  we have tools to help notify us. For example, redcarpet was updated in
* We mention US export control law requirements. This isn’t a badge requirement, but it’s a
  legal requirement that can trip up some OSS developers. We want to
  help developers stay out of unnecessary legal trouble! Details here:
* As noted earlier, we’ve just added Swahili. There’s a lot of translation left to actually do.
* If you know natural languages other than English, as always we’d love your help.
  To help translators, we recently posted information for translators at:
* We made some minor performance improvements.
  Session cookies are no longer sent in certain cases
  The list of “bad passwords” (passwords local users aren’t allowed to use) has been moved from
  memory to the database. We have limited memory in production & there’s no need for this
  list to use so much memory when we can put it in the database instead. Details here:

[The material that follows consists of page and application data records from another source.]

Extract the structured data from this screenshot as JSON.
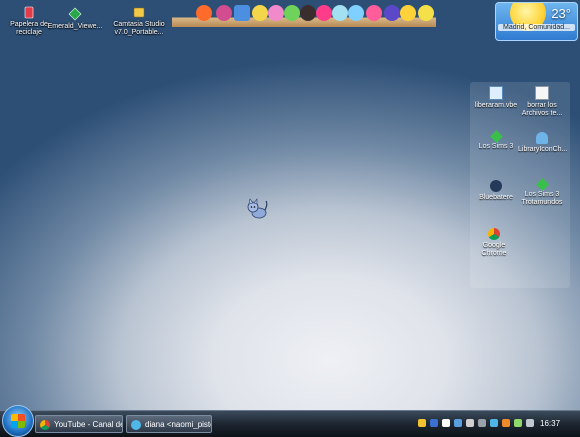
{
  "desktop_icons": [
    {
      "label": "Papelera de reciclaje",
      "icon": "recycle-bin-icon"
    },
    {
      "label": "Emerald_Viewe...",
      "icon": "app-icon"
    },
    {
      "label": "Camtasia Studio v7.0_Portable...",
      "icon": "folder-icon"
    }
  ],
  "weather": {
    "temp": "23°",
    "location": "Madrid, Comunidad..."
  },
  "panel_icons": [
    {
      "label": "liberaram.vbe",
      "icon": "script-icon"
    },
    {
      "label": "borrar los Archivos te...",
      "icon": "file-icon"
    },
    {
      "label": "Los Sims 3",
      "icon": "sims-icon"
    },
    {
      "label": "LibraryIconCh...",
      "icon": "library-icon"
    },
    {
      "label": "Bluebatere",
      "icon": "cat-icon"
    },
    {
      "label": "Los Sims 3 Trotamundos",
      "icon": "sims-icon"
    },
    {
      "label": "Google Chrome",
      "icon": "chrome-icon"
    }
  ],
  "taskbar": {
    "tasks": [
      {
        "label": "YouTube - Canal de ..."
      },
      {
        "label": "diana <naomi_piste..."
      }
    ],
    "clock": "16:37"
  },
  "colors": {
    "desktop_center": "#eef0f4",
    "desktop_edge": "#2d4f76",
    "taskbar": "#1d2630"
  }
}
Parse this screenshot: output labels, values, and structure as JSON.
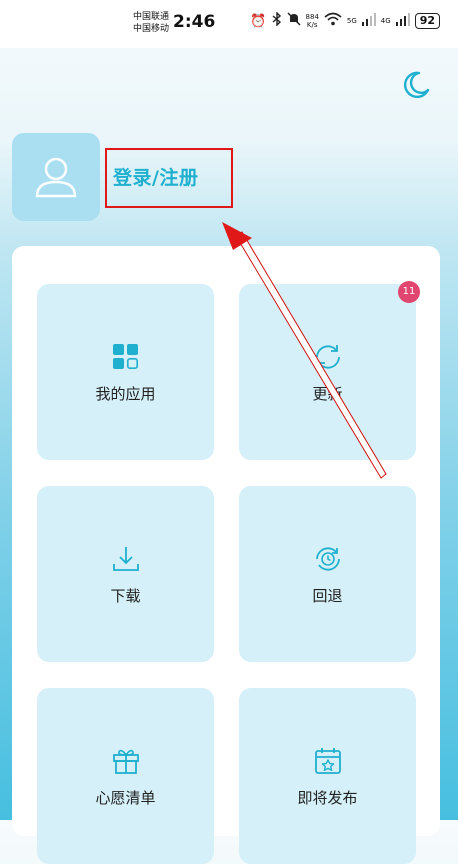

Over the holidays I worked to upgrade a lot of its infrastructure.
We don’t want to fall too far behind, because when a vulnerability is found we want to be
able to immediately update to fix it. For example:

* We upgraded our OS infrastructure from ubuntu-16 to ubuntu-20.
* We upgraded from PostgreSQL 11.5 to PostgreSQL 12 (the current supported version on Heroku)
* We switched to cimg-based Docker images for use on CircleCI during testing. The old format is deprecated.

We want to update from Rails 5.X to Rails 6.X. We’ve made progress, but we’re not done
with the steps necessary to be able to try that.
The problem is that we used two gems (libraries) that aren’t compatible with Rails 6.

We’ve fixed one problem by removing the gem fastly-rails as noted here:
That was more work than expected. They recommend switching to the "fastly” gem
(aka "fastly-ruby”), but fastly-ruby is not designed to support multi-threading (WHAT?!).
So we had to modify our code to directly call the Fastly API instead.

I’ve confirmed that much of the *application* code now works with Rails 6 (other than logout, oddly).
However, there appears to be at least one more step. For system testing we currently depend on the
gem minitest-rails-capybara, which does *not* support Rails 6. The recommended approach is to
switch to Rails' standard system testing approach (which I believe did not exist when we
started this project). I don’t expect any fundamental roadblocks, we’ll just need to take
time to switch the system test infrastructure and tests to the updated API.
It’s possible there will be problems switching to Rails 6 after that, but hopefully they’ll be small.
We’re not done fixing the infrastructure to move to Rails 6, but we are making progress.

You can see lots more detail here: